Both Republicans and Democrats are mired in contradictions. Let’s say you argue Putin really did “hack the election” in a meaningful way. You probably then ought to conclude that Obama was truly a deeply negligent president, in a manner unprecedented in recent times. (And since HRC was his Secretary of State, and more or less ran on a continuation of his regime, this oddly gives you the best case for voting for Trump! Can you see Trump letting Putin deny Ivanka the presidency in this way?) In this view, not only has Obama had only a lukewarm response to the hack, but he emboldened Putin over the last eight years, given his relative non-responses in Ukraine, Syria, the “red line,” and so on. Romney and Kasparov then have to be seen as right in their view of both Putin and Obama. Democrats of course are mostly unwilling to accept these conclusions, but the more seriously they talk of a decisive hack the closer they come to them.
Now those aren’t my views, but they should be the views of many of the Democrats I am reading. To avoid those conclusions, the Democrats would have to play down the import of the hack.
Republicans try to minimize the hack, noting correctly that a) it released only true information, and b) bad email practices by John Podesta did not in fact swing the election.
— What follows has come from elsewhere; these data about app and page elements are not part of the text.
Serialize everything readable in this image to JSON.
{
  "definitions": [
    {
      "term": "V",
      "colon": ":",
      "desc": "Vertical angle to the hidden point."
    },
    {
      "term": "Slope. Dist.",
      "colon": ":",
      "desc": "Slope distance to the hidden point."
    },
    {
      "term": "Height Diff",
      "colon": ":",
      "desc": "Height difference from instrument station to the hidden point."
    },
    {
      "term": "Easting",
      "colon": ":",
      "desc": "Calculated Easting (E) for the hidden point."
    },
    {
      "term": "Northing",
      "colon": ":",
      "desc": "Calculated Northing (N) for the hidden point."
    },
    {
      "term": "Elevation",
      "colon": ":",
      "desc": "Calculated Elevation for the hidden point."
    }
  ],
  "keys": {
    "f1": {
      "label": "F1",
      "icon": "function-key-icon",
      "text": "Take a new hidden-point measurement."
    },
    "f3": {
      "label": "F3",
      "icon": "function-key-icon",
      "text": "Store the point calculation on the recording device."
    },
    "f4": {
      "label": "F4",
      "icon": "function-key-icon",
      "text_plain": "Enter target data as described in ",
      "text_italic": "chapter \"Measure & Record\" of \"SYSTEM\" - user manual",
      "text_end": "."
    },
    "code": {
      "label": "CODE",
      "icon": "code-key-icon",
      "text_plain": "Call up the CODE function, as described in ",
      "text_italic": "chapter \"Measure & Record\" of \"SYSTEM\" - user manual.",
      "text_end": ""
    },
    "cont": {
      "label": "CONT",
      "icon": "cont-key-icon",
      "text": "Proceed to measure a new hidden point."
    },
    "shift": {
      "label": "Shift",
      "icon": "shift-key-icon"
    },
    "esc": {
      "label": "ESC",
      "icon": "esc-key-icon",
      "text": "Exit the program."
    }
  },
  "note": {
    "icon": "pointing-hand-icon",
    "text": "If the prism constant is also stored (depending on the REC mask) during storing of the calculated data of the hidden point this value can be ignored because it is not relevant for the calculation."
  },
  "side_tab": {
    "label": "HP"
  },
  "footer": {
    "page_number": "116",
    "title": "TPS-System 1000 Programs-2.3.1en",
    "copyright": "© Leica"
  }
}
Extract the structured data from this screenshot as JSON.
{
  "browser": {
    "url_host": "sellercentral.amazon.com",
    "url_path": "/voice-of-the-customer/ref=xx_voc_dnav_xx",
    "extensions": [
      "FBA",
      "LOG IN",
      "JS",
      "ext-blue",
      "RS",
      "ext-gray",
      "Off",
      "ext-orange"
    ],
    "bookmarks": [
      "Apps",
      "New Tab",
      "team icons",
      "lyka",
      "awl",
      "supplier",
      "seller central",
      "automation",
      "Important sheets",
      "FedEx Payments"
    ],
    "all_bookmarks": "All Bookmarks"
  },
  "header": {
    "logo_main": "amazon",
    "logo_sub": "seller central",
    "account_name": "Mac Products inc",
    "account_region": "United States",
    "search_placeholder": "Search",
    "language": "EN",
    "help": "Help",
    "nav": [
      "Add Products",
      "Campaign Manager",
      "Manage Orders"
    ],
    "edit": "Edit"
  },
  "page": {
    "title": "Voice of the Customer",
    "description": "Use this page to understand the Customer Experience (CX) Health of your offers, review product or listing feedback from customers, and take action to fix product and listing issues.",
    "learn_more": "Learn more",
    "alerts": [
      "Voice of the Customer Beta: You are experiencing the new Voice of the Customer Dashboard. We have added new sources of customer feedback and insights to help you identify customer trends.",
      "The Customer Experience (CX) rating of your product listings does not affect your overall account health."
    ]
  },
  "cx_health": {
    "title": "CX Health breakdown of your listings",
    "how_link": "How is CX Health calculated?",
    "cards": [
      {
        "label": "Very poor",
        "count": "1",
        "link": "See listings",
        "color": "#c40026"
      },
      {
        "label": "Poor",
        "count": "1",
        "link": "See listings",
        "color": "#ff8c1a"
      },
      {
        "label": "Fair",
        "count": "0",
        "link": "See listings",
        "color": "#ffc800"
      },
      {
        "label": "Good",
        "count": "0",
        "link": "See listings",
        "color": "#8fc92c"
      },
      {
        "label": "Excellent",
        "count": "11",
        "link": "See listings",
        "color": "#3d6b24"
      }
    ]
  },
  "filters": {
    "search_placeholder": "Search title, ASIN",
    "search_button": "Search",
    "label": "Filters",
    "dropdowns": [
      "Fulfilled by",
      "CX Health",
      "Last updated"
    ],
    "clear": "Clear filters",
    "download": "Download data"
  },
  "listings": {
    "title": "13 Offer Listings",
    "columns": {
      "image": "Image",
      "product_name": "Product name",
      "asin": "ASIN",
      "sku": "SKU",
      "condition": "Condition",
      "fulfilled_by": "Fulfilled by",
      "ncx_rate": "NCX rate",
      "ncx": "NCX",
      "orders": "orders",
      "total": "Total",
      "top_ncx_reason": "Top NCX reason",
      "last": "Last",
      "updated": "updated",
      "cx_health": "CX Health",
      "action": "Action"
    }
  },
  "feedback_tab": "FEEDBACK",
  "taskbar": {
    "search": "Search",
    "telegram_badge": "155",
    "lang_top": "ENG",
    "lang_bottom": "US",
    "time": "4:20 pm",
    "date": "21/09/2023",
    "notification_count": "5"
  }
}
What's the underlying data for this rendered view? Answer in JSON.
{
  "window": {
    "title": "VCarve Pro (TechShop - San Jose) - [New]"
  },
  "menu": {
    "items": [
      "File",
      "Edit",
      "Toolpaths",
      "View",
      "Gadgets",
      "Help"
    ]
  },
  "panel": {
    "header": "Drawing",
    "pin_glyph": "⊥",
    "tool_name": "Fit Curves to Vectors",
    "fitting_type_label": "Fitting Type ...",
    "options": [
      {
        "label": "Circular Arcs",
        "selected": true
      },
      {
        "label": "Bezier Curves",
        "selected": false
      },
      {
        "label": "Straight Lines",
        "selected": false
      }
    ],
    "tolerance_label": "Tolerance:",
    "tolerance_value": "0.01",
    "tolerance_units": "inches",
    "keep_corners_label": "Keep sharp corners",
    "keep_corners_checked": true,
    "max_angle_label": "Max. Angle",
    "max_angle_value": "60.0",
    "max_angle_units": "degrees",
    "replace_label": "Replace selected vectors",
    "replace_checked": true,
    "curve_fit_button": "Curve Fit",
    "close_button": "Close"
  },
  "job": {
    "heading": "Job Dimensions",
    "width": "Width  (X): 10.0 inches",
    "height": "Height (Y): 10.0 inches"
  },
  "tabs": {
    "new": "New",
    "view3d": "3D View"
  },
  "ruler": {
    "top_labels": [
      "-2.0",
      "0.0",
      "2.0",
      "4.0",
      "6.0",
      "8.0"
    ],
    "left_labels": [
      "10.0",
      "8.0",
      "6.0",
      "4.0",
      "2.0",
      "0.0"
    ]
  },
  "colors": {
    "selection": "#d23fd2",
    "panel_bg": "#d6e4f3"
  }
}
The Republicans don’t quite put it this way, but the main problem was with the American media and its ongoing insinuations of more sinister goings-on than turned up in the evidence. If you run a media without an obsession on the substance of policy, that can happen and in essence we manipulated ourselves. What’s the ratio of MR posts on economic and foreign policy and Star Wars to MR posts on Hillary’s email? The NYT and WaPo media could do the same but of course they don’t, neither does Breitbart, and that choice of emphasis is a much bigger problem than “fake news.” In that regard you can exonerate Putin.
Yet in other contexts, the Republicans insist, rightly, as seeing Putin’s behavior as establishing a broader pattern of norm violations and moving from one transgression to the next. If we insist on sticking with that bigger picture framing, the Russian hack then becomes more serious again, even though we can talk down its impact as a one-off event. What indeed will be next?
The “intelligent hawk” position takes a whacking too. How can we get tough with Russia when we will have had at least twelve years of American presidents (Obama plus Trump) who seem totally unwilling to do so? And ultimately that unwillingness is backed up by voter apathy. I see some anti-Trump marches, but there aren’t many “get tough with Vlad” demonstrations.
If American voters see their presidents won’t get tough with Putin, shouldn’t they indeed start liking Putin more? To be sure, some of this boost in Putin’s popularity comes from the partisan perception that he is pro-Trump and anti-Hillary. But consider the more intellectually honest slice of voter opinion. Shouldn’t they also think that, if we are unwilling to be tough with Putin, we might as well try to get along with him and tolerate him? That means trying to like him more too, just as you might try to like your unruly next door neighbors, once you decided it is not worth the trouble to move away from them.
The hawkish position, precisely by requiring sufficiently high levels of hawkish credibility, can collapse into a kind of cowardice quite readily.
So who then isn’t embarrassed? How about “the hack was semi-serious, Obama is semi-deeply negligent, the apathetic, complacent public is the biggest problem, hawkish credibility cannot be earned back easily, and the election was nonetheless legitimate” as a reasonable default stance?
Oddly enough, I don’t think Trump and Putin will get along very well. Putin still needs an external enemy, young Russians do not love the United States, and in foreign policy Trump is likely to want the impossible. How will a Sylvester Stallone fan be global policeman with few trusting allies and little credibility? It seems we are going to find out.